Our research focuses on primary cilia in the regulation of pancreatic islet function.

Primary cilia are specialized cell surface organelles present on most cells of the mammalian body. We are specifically interested in primary cilia on islet cells because disruption of islet cilia function produces an imbalance of glucoregulatory hormones which leads to diabetes. We use cell-specific gene deletion and reporter models to study how cilia control islet alpha and beta cell hormone secretion, and how cilia allow cells to respond to nutrients and signals from other cells.  

  • Which ciliary signaling pathways are important for islet hormone secretion?
  • How do cilia sense glucose and other nutrients?
  • How do cells communicate using their cilia?
  • Using advanced imaging methods to study primary cilia structure

Our work is supported by:

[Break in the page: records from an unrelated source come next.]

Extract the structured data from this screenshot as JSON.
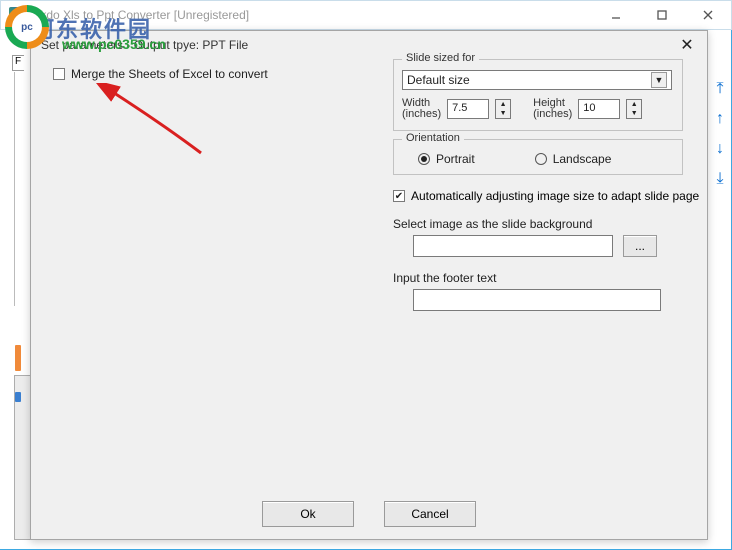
{
  "window": {
    "title": "Okdo Xls to Ppt Converter [Unregistered]"
  },
  "watermark": {
    "name": "河东软件园",
    "url": "www.pc0359.cn",
    "badge": "pc"
  },
  "side_panel": {
    "tab_label": "F"
  },
  "side_arrows": {
    "first": "⤒",
    "up": "↑",
    "down": "↓",
    "last": "⤓"
  },
  "dialog": {
    "title": "Set parameters - Output tpye: PPT File",
    "close": "✕",
    "merge_label": "Merge the Sheets of Excel to convert",
    "merge_checked": false,
    "slide_size": {
      "legend": "Slide sized for",
      "selected": "Default size",
      "width_label1": "Width",
      "width_label2": "(inches)",
      "width_value": "7.5",
      "height_label1": "Height",
      "height_label2": "(inches)",
      "height_value": "10"
    },
    "orientation": {
      "legend": "Orientation",
      "portrait": "Portrait",
      "landscape": "Landscape",
      "selected": "portrait"
    },
    "auto_adjust": {
      "checked": true,
      "mark": "✔",
      "label": "Automatically adjusting image size to adapt slide page"
    },
    "bg_section": {
      "label": "Select image as the slide background",
      "value": "",
      "browse": "..."
    },
    "footer_section": {
      "label": "Input the footer text",
      "value": ""
    },
    "buttons": {
      "ok": "Ok",
      "cancel": "Cancel"
    }
  }
}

  • The Integrated Islet Distribution Program (IIDP)
  • The Human Islet Research Network (HIRN)
  • Doris Duke Charitable Foundation (DRC)
  • National Institute of Diabetes and Digestive and Kidney Diseases (NIDDK)
  • Washington University Center for Cellular Imaging (WUCCI)
  • Washington University Diabetes Research Center (WU DRC)